** Your goal **
The required answer is each line in the entries below where "boat" occurs.

-- Record excerpts follows --

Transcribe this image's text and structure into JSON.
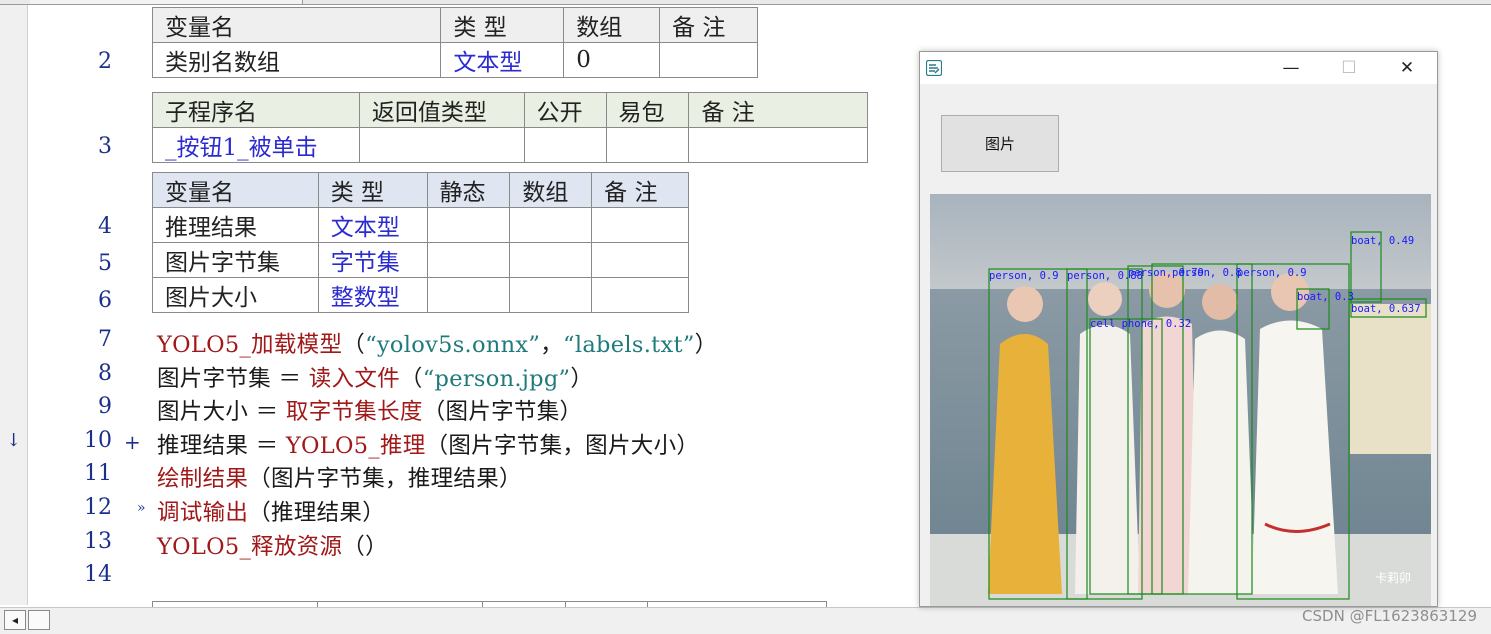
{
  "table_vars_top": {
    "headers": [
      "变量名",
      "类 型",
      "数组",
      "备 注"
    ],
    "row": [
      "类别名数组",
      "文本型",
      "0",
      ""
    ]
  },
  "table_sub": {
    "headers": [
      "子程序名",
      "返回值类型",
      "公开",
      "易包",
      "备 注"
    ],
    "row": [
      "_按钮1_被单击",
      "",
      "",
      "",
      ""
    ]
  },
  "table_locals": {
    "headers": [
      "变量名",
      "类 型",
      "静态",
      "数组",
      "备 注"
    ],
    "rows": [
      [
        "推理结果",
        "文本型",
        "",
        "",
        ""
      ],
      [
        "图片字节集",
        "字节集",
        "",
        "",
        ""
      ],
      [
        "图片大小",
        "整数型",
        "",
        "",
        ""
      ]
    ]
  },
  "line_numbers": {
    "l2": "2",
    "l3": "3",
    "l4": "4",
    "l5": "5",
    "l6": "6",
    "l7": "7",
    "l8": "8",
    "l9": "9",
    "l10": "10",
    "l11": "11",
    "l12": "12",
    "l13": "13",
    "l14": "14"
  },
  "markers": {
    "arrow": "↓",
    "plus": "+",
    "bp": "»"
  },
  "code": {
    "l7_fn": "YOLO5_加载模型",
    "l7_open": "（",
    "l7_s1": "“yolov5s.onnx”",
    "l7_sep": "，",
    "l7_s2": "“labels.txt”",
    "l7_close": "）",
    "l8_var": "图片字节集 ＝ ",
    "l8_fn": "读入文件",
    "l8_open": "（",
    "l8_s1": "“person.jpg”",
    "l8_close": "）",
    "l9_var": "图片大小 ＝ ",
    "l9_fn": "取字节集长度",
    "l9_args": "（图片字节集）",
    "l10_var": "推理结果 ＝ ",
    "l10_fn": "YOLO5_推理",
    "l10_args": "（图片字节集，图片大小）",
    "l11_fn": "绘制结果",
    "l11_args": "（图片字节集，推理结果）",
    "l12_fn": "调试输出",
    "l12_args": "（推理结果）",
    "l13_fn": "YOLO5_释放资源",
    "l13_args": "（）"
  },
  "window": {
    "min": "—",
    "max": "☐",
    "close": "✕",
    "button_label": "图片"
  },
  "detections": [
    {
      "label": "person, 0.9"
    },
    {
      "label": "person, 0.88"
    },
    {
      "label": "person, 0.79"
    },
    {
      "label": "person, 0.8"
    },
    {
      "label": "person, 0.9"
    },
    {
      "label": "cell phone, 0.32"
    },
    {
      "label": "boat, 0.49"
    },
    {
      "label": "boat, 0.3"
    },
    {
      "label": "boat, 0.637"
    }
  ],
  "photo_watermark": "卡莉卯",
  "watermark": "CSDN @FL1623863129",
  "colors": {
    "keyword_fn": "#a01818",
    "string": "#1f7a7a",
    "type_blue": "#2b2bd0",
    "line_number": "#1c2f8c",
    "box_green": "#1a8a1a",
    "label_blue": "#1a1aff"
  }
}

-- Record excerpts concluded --
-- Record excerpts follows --

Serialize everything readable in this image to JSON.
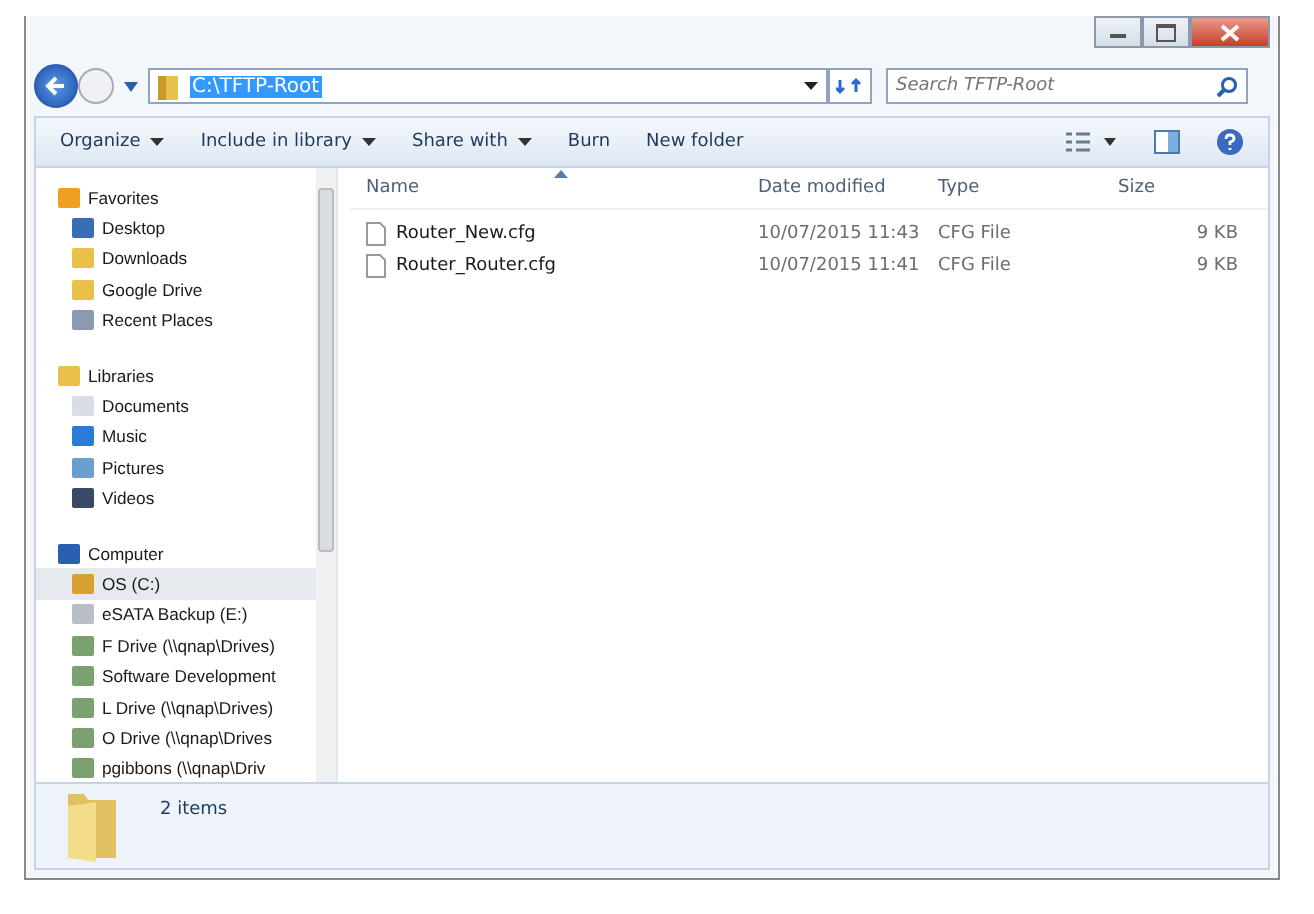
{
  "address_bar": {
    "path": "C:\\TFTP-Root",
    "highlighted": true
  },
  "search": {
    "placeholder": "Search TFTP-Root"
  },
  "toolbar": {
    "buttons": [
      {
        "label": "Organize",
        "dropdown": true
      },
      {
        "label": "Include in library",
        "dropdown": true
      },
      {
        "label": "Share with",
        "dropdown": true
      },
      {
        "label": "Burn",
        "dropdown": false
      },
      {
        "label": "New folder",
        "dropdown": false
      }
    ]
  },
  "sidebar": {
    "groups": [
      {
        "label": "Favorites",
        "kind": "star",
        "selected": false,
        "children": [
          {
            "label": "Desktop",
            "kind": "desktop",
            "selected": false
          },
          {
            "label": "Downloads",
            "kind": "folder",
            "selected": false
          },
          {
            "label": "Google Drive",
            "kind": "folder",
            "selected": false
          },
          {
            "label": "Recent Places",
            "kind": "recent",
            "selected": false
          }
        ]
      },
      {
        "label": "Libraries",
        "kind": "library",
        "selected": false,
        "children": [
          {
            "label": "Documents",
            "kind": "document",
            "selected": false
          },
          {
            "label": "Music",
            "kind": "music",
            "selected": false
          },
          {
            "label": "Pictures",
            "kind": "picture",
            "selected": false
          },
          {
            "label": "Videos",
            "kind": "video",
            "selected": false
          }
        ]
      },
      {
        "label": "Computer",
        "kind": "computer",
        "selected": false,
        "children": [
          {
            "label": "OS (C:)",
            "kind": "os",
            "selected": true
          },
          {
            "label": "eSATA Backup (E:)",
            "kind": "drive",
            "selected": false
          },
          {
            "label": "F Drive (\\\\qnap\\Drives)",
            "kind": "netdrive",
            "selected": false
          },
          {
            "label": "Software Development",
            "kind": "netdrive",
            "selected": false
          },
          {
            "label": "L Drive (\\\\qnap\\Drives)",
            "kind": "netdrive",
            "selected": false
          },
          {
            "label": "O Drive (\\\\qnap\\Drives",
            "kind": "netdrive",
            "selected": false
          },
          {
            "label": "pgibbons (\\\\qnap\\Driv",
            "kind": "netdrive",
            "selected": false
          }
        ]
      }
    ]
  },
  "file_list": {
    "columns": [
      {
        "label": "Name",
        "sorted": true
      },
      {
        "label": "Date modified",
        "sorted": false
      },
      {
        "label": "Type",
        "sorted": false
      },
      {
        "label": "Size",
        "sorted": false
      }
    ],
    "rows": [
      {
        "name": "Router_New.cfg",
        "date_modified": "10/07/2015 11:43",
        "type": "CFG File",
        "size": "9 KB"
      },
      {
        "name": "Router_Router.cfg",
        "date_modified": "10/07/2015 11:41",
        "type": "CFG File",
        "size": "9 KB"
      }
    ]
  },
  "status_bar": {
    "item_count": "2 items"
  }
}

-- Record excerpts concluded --

** Reply **
      "label": "boat, 0.49"
      "label": "boat, 0.3"
      "label": "boat, 0.637"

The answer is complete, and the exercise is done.